=== WHAT YOU WILL DO ===
After checking the listing below, say how many of its lines contain the string "michelfrance". Only the number is needed.

=== MATERIAL PROVIDED ===
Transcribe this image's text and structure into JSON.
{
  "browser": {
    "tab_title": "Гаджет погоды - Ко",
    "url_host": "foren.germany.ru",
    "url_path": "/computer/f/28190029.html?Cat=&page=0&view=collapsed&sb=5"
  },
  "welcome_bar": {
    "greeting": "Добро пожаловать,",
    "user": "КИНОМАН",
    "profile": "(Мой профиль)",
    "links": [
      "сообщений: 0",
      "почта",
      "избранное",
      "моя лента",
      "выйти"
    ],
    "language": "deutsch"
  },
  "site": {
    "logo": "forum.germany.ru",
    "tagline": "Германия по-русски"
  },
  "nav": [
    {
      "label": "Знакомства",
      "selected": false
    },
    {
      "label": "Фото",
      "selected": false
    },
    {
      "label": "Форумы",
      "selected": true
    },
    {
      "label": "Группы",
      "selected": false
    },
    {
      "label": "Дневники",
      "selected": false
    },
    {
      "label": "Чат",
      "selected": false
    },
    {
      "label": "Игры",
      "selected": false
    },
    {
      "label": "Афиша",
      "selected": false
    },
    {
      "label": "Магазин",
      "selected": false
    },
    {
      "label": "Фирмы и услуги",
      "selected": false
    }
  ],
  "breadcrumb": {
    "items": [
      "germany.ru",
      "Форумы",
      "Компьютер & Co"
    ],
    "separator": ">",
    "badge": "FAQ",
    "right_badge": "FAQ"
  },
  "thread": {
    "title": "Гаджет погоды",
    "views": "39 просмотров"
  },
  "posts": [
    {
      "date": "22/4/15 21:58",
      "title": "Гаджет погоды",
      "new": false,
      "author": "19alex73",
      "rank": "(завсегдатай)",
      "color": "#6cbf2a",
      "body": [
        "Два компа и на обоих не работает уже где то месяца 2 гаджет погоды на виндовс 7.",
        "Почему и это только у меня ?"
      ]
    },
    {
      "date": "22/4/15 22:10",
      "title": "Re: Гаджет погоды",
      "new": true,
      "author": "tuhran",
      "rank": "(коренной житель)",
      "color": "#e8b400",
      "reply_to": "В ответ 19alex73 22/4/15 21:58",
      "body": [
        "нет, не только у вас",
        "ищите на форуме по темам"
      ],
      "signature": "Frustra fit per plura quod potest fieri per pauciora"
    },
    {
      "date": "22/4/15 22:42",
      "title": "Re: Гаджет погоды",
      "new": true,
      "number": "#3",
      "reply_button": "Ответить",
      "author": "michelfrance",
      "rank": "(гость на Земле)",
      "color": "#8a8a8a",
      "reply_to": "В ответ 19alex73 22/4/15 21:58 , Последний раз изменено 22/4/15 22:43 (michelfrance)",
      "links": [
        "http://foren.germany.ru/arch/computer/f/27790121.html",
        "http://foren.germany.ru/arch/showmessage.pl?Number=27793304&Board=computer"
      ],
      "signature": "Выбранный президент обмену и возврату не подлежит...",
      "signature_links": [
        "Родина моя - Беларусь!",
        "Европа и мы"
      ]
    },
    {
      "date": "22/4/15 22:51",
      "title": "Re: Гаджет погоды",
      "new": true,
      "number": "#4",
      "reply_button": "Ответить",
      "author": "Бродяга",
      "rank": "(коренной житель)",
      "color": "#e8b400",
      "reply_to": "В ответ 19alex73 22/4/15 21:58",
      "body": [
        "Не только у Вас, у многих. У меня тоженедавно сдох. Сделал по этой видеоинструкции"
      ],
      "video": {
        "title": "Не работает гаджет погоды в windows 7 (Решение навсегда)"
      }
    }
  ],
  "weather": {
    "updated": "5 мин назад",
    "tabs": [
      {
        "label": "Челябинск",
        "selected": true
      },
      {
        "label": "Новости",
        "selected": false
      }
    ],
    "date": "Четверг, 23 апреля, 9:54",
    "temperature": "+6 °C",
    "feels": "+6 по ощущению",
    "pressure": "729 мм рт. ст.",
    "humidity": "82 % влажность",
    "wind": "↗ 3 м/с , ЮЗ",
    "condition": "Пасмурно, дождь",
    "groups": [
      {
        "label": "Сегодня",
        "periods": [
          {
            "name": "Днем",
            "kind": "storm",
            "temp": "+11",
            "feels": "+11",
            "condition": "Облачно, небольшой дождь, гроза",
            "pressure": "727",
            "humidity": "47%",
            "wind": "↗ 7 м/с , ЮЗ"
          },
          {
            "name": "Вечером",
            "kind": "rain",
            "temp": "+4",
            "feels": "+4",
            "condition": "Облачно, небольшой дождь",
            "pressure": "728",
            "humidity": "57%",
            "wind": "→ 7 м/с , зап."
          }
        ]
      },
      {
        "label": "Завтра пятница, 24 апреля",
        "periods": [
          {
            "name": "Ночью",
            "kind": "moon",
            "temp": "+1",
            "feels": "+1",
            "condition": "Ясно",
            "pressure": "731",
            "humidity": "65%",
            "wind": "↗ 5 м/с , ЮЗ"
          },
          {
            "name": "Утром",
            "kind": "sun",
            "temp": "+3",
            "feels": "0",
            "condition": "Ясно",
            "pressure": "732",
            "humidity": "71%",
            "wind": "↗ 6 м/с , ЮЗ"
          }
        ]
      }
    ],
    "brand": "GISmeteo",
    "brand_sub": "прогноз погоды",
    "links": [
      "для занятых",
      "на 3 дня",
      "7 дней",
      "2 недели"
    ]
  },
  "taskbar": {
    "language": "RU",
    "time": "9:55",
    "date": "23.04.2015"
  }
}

=== ANSWER AREA ===
2